Date: September 1, 1996
Creator: Sackos, J.; Bradley, B.; Diegert, C.; Ma, P. & Gary, C.
Partner: UNT Libraries Government Documents Department

Range Imaging for Underwater Vision Enhancement

Description: This paper presents results from a series of preliminary tests to evaluate a scannerless range-imaging device as a potential sensory enhancement tool for divers and as a potential identification sensor for deployment on small unmanned underwater vehicles. The device, developed by Sandia National Laboratories, forms an image on the basis of point-to-point range to the target rather than an intensity map. The range image is constructed through a classical continuous wave phase detection technique in which the light source is amplitude modulated at radio frequencies. The receiver incorporates a gain-modulated image intensifier, and range information is calculated on the basis of the phase difference between the transmitted and reflected signal. The initial feasibility test at the Coastal Systems Station showed the device to be effective at imaging low-contrast underwater targets such as concertina wire. It also demonstrated success at imaging a 21-inch sphere at a depth of 10 feet in the water column through a wavy air-water interface.
Date: April 19, 1999
Creator: Rish, J.W.; Blume, B.; Nellums, B.; Sackos, J.; Foster, J. & Wood, J.L.
Partner: UNT Libraries Government Documents Department

A low-cost, high-resolution, video-rate imaging optical radar

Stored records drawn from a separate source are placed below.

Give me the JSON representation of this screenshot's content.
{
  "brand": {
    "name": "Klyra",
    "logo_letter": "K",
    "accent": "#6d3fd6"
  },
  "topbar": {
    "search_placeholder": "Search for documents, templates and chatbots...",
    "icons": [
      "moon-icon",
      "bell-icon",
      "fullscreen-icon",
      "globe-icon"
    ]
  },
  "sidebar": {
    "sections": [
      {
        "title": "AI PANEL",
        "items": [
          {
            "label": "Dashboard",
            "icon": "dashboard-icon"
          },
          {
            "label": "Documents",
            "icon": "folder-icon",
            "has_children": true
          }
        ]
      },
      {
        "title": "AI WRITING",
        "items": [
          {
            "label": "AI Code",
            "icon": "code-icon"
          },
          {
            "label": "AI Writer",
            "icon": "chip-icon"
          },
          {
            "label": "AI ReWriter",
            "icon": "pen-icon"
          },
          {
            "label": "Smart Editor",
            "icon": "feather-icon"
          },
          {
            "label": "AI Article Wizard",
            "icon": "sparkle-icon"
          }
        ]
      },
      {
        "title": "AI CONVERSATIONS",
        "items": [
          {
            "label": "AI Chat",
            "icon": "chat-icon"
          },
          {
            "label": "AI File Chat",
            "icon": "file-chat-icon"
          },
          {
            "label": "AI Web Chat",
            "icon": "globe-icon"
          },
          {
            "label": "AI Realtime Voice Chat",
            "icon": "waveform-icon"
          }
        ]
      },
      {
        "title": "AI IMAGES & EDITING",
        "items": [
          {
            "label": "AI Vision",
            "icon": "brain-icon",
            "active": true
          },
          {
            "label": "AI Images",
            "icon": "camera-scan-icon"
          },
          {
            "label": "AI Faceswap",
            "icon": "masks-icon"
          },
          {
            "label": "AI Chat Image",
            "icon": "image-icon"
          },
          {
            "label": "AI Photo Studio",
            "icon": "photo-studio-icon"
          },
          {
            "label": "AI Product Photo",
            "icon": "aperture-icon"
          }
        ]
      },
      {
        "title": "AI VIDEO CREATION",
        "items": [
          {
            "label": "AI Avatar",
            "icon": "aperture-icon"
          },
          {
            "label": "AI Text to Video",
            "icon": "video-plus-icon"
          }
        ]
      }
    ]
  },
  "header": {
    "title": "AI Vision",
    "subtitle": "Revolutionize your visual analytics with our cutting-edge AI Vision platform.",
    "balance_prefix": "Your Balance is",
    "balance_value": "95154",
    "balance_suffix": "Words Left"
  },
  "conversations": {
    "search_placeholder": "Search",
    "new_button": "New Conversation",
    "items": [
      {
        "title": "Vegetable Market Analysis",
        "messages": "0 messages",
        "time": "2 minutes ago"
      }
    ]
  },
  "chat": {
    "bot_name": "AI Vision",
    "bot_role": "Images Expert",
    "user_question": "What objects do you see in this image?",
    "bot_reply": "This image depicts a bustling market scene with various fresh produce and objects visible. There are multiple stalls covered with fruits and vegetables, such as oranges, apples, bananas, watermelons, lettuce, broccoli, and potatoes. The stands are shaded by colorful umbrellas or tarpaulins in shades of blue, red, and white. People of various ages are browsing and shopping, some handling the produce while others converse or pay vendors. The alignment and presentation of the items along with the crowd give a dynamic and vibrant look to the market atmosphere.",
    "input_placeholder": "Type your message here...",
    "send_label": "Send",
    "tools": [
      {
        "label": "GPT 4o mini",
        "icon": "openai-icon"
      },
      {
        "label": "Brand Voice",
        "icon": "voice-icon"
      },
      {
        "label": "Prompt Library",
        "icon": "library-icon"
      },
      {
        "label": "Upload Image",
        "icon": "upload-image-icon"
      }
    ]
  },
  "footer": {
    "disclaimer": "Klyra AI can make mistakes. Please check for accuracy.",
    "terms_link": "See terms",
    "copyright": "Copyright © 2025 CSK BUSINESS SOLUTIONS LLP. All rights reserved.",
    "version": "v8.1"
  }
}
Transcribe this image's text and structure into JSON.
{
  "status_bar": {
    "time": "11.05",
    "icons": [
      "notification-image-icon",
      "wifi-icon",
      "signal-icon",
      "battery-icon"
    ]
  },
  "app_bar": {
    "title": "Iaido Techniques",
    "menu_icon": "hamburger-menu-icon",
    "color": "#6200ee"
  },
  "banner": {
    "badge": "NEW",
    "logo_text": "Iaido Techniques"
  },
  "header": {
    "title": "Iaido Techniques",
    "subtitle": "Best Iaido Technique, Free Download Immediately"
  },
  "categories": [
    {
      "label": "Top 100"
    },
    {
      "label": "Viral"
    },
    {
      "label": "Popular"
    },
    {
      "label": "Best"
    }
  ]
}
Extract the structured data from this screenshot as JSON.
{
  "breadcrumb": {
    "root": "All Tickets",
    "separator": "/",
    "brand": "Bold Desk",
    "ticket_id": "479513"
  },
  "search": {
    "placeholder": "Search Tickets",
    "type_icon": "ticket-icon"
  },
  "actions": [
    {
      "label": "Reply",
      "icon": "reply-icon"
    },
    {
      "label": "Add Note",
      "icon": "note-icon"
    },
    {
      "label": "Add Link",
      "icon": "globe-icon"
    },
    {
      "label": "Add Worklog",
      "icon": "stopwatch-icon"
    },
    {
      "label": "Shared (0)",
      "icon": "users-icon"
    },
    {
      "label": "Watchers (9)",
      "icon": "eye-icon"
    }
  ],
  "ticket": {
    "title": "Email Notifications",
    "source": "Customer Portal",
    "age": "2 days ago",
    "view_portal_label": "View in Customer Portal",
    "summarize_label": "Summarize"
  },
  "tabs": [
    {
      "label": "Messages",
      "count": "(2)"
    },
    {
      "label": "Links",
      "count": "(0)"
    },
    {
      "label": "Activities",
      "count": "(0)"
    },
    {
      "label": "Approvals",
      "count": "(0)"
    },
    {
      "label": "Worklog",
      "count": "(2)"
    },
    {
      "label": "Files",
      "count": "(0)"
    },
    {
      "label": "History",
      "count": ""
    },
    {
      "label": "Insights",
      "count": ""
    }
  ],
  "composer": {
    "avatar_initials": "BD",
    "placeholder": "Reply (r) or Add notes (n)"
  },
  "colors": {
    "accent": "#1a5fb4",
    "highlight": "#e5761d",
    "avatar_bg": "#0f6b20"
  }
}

Description: Sandia National Laboratories has developed a unique type of portable low-cost range imaging optical radar (laser radar or LADAR). This innovative sensor is comprised of an active floodlight scene illuminator and an image intensified CCD camera receiver. It is a solid-state device (no moving parts) that offers significant size, performance, reliability, and simplicity advantages over other types of 3-D imaging sensors. This unique flash LADAR is based on low cost, commercially available hardware, and is well suited for many government and commercial uses. This paper presents an update of Sandia`s development of the Scannerless Range Imager technology and applications, and discusses the progress that has been made in evolving the sensor into a compact, low, cost, high-resolution, video rate Laser Dynamic Range Imager.
Date: April 1, 1998
Creator: Sackos, J.T.; Nellums, R.O.; Lebien, S.M.; Diegert, C.F.; Grantham, J.W. & Monson, T.
Partner: UNT Libraries Government Documents Department